To celebrate the publication of A Man Lies Dreaming in paperback, we look back at Lavie Tidhar’s three loosely-related novels of the twentieth century – Osama, The Violent Century and A Man Lies Dreaming. What do these novels have in common, and what are they saying about the blood-soaked hundred years that kicked off in 1914? Is there any hope for us?
Lavie Tidhar is an inconoclastic writer of the rarest sort: he tackles subjects so difficult they’re almost impossible to write about – terrorism, world war, the Holocaust – without resorting to the saccharine or the maudlin. Using an unmistakably 20th century style, the structure and the language of film noir and pulp fiction, Tidhar digs into the meat behind the answers to impossible questions. In Osama (2011), his World Fantasy Award-winning novel, Tidhar created a world where 9/11 is one event of many in a long-running series of pulp novels starring the vigilante Osama Bin Laden, allowing Tdihar to question not only our modern relatinship with terror and terrorism, but with guilt and survival. What does it mean to have lived through the 9/11 bombings and the subsequent war on terror – not just for the politicians, the soldiers and the surviors but for all of us, scattered about the fringes of unimaginable tragedy but no less affected by it?

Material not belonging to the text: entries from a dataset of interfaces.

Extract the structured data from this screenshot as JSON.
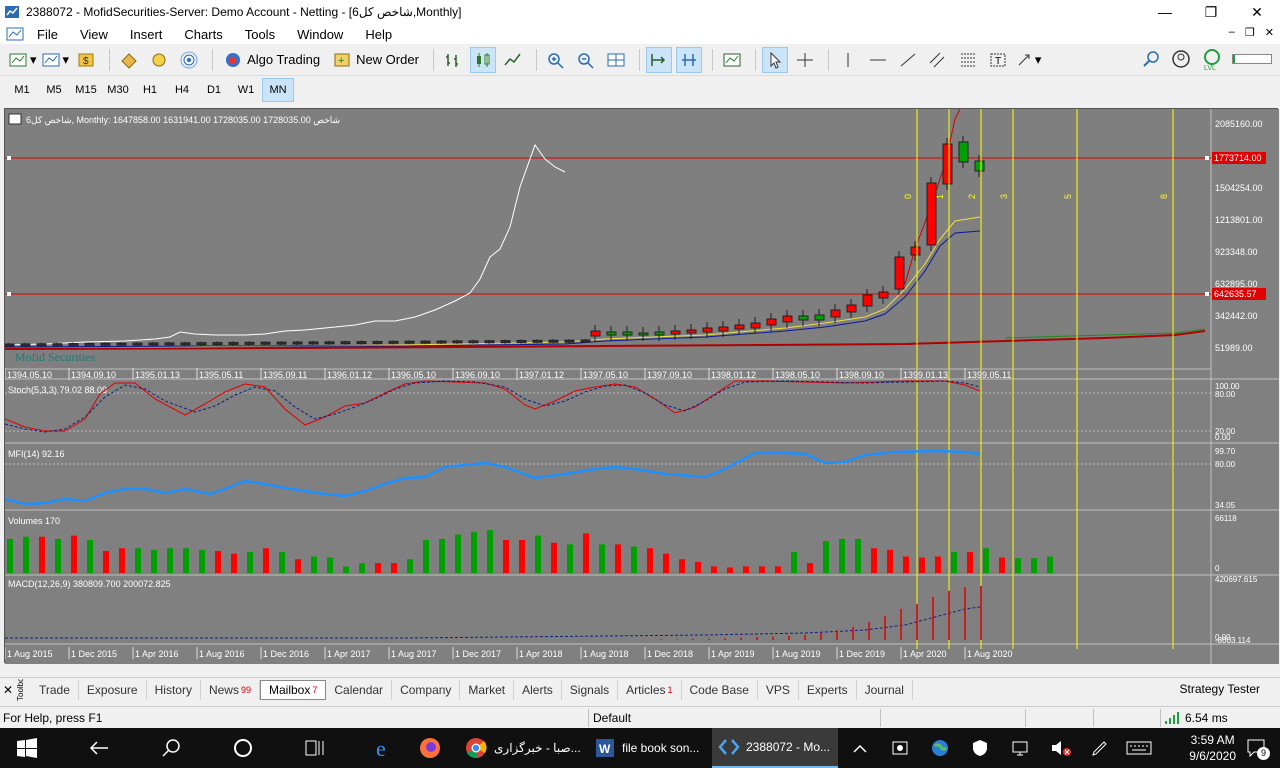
{
  "window": {
    "title": "2388072 - MofidSecurities-Server: Demo Account - Netting - [شاخص کل6,Monthly]",
    "minimize": "—",
    "maximize": "❐",
    "close": "✕"
  },
  "menu": {
    "items": [
      "File",
      "View",
      "Insert",
      "Charts",
      "Tools",
      "Window",
      "Help"
    ],
    "mdi_minimize": "–",
    "mdi_restore": "❐",
    "mdi_close": "✕"
  },
  "toolbar": {
    "algo_trading": "Algo Trading",
    "new_order": "New Order"
  },
  "timeframes": {
    "items": [
      "M1",
      "M5",
      "M15",
      "M30",
      "H1",
      "H4",
      "D1",
      "W1",
      "MN"
    ],
    "active": "MN"
  },
  "chart": {
    "header": "شاخص کل6, Monthly:  1647858.00  1631941.00  1728035.00  1728035.00   شاخص",
    "watermark": "Mofid Securities",
    "price_ticks": [
      "2085160.00",
      "1504254.00",
      "1213801.00",
      "923348.00",
      "632895.00",
      "342442.00",
      "51989.00"
    ],
    "price_lines": [
      "1773714.00",
      "642635.57"
    ],
    "top_time_labels": [
      "1394.05.10",
      "1394.09.10",
      "1395.01.13",
      "1395.05.11",
      "1395.09.11",
      "1396.01.12",
      "1396.05.10",
      "1396.09.10",
      "1397.01.12",
      "1397.05.10",
      "1397.09.10",
      "1398.01.12",
      "1398.05.10",
      "1398.09.10",
      "1399.01.13",
      "1399.05.11"
    ],
    "fib_labels": [
      "0",
      "1",
      "2",
      "3",
      "5",
      "8"
    ],
    "stoch_label": "Stoch(5,3,3) 79.02 88.09",
    "stoch_ticks": [
      "100.00",
      "80.00",
      "20.00",
      "0.00"
    ],
    "mfi_label": "MFI(14) 92.16",
    "mfi_ticks": [
      "99.70",
      "80.00",
      "34.05"
    ],
    "volume_label": "Volumes 170",
    "volume_ticks": [
      "66118",
      "0"
    ],
    "macd_label": "MACD(12,26,9) 380809.700 200072.825",
    "macd_ticks": [
      "420697.615",
      "0.00",
      "-8003.114"
    ],
    "bottom_time_labels": [
      "1 Aug 2015",
      "1 Dec 2015",
      "1 Apr 2016",
      "1 Aug 2016",
      "1 Dec 2016",
      "1 Apr 2017",
      "1 Aug 2017",
      "1 Dec 2017",
      "1 Apr 2018",
      "1 Aug 2018",
      "1 Dec 2018",
      "1 Apr 2019",
      "1 Aug 2019",
      "1 Dec 2019",
      "1 Apr 2020",
      "1 Aug 2020"
    ],
    "colors": {
      "background": "#808080",
      "bear": "#ff0000",
      "bull": "#00a000",
      "stoch_main": "#e00000",
      "stoch_signal": "#102080",
      "mfi": "#1e90ff",
      "fib": "#ffff00",
      "hline": "#e00000"
    },
    "volumes": [
      0.62,
      0.66,
      0.66,
      0.62,
      0.68,
      0.6,
      0.4,
      0.45,
      0.45,
      0.42,
      0.45,
      0.45,
      0.42,
      0.4,
      0.35,
      0.38,
      0.45,
      0.38,
      0.25,
      0.3,
      0.28,
      0.12,
      0.18,
      0.18,
      0.18,
      0.25,
      0.6,
      0.62,
      0.7,
      0.75,
      0.78,
      0.6,
      0.6,
      0.68,
      0.55,
      0.52,
      0.72,
      0.52,
      0.52,
      0.48,
      0.45,
      0.35,
      0.25,
      0.2,
      0.12,
      0.1,
      0.12,
      0.12,
      0.12,
      0.38,
      0.18,
      0.58,
      0.62,
      0.62,
      0.45,
      0.42,
      0.3,
      0.28,
      0.3,
      0.38,
      0.38,
      0.45,
      0.28,
      0.27,
      0.27,
      0.3
    ],
    "volume_bull": [
      true,
      true,
      false,
      true,
      false,
      true,
      false,
      false,
      true,
      true,
      true,
      true,
      true,
      false,
      false,
      true,
      false,
      true,
      false,
      true,
      true,
      true,
      true,
      false,
      false,
      true,
      true,
      true,
      true,
      true,
      true,
      false,
      false,
      true,
      false,
      true,
      false,
      true,
      false,
      true,
      false,
      false,
      false,
      false,
      false,
      false,
      false,
      false,
      false,
      true,
      false,
      true,
      true,
      true,
      false,
      false,
      false,
      false,
      false,
      true,
      false,
      true,
      false,
      true,
      true,
      true
    ]
  },
  "bottom_tabs": {
    "toolbox": "Toolbox",
    "items": [
      {
        "label": "Trade",
        "badge": ""
      },
      {
        "label": "Exposure",
        "badge": ""
      },
      {
        "label": "History",
        "badge": ""
      },
      {
        "label": "News",
        "badge": "99"
      },
      {
        "label": "Mailbox",
        "badge": "7"
      },
      {
        "label": "Calendar",
        "badge": ""
      },
      {
        "label": "Company",
        "badge": ""
      },
      {
        "label": "Market",
        "badge": ""
      },
      {
        "label": "Alerts",
        "badge": ""
      },
      {
        "label": "Signals",
        "badge": ""
      },
      {
        "label": "Articles",
        "badge": "1"
      },
      {
        "label": "Code Base",
        "badge": ""
      },
      {
        "label": "VPS",
        "badge": ""
      },
      {
        "label": "Experts",
        "badge": ""
      },
      {
        "label": "Journal",
        "badge": ""
      }
    ],
    "active": "Mailbox",
    "strategy_tester": "Strategy Tester"
  },
  "status": {
    "help": "For Help, press F1",
    "profile": "Default",
    "ping": "6.54 ms"
  },
  "taskbar": {
    "tasks": [
      "صبا - خبرگزاری...",
      "file book son...",
      "2388072 - Mo..."
    ],
    "time": "3:59 AM",
    "date": "9/6/2020",
    "notifications": "9"
  }
}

Tidhar raises the stakes with The Violent Century (2013), his stripped-down noir reimaging of the bloody 20th century. There, the question repeated over and over again was this: what makes a hero? Tidhar pulls the question apart and uses not just noir and pulp to answer it, but that other uniquely 20th century invention, the superhero comic. The Violent Century features a world much like our own but with a single, key difference: a few men and women who, by virtue of an experiment gone wrong, are gifted (or cursed) with phenomenal powers and near-immortality. How would the wars and tragedies of the last century have been any different, if superheroes were real and walking amongst us, he asked. Would things have been any different at all?
With A Man Lies Dreaming, (2014), Tidhar brings his investigation of the last century to a head. A Man Lies Dreaming is two stories about two men. The first is Wolf, a German refugee, once a powerful, charismatic leader, now forced out of his country and living in squalor in 1930s London as a low-rent PI. He’s a hateful, hate-filled monster, articulate and charismatic and burning with thwarted ambition and bitter resentment. Drawn into a set of interrelated investigations – the search for a missing woman, an assassination plot, and a series of brutal murders, among others – Wolf naivigates a filthy, stinking city on the verge of a fascist revolution.

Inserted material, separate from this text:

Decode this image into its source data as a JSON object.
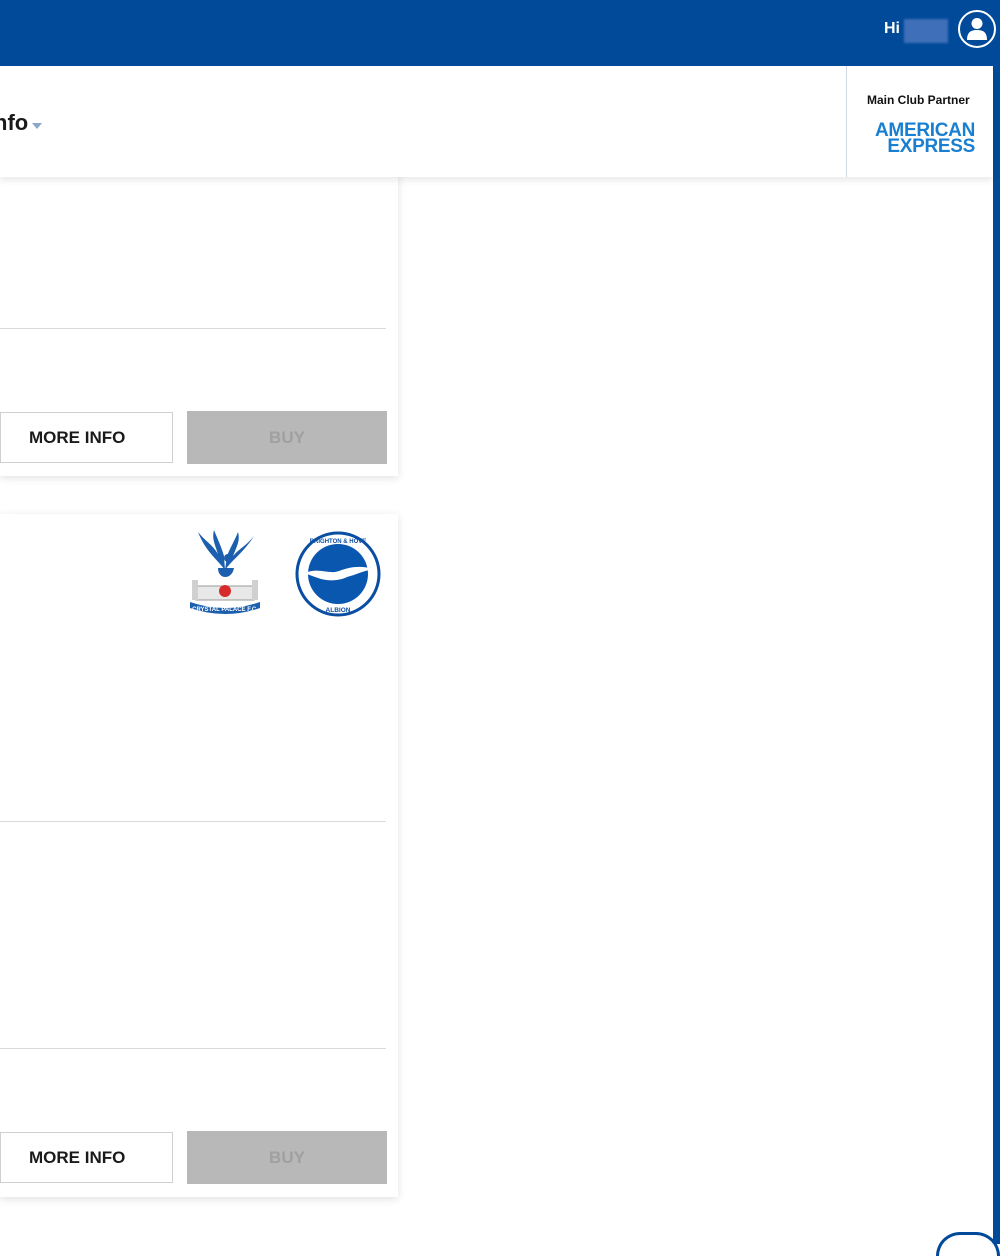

But A Man Lies Dreaming isn’t just Wolf’s story. Indeed, it may not be Wolf’s story at all. Framing the novel are a series of stark vignettes set in the mind of a man named Shomer. Once a writer of Yiddish pulp fiction, Shomer is now a prisoner at Auschwitz. Stripped of his freedom, friends, family, his health and his dignity, Shomer takes refuge in the one thing the Nazis can’t take from him: his storytelling. To what degree Wolf is a figment of Shomer’s imagination and his only chance at revenge and redemption is a question left to the reader to decide.
A Man Lies Dreaming is not an easy book, nor should it be. It forces its readers to revisit and reconsider some of the most horrific moments of the last century, and demands its audience spend time inside the mind of one of the most reviled men in history. It’s a bleak, disruptive masterpiece about power, ambition, violence and death. But, like all Tidhar’s work, it is not without hope. If there is one thing that unifies Tidhar’s novels, it’s an unfailing faith in the power of love – the love of friends, of lovers, and of parents. We are such terribly delicate, fallible creatures, Tidhar suggests, but as long as we can love each other, we just might make it through to the end.
A Man Lies Dreaming publishes in paperback today.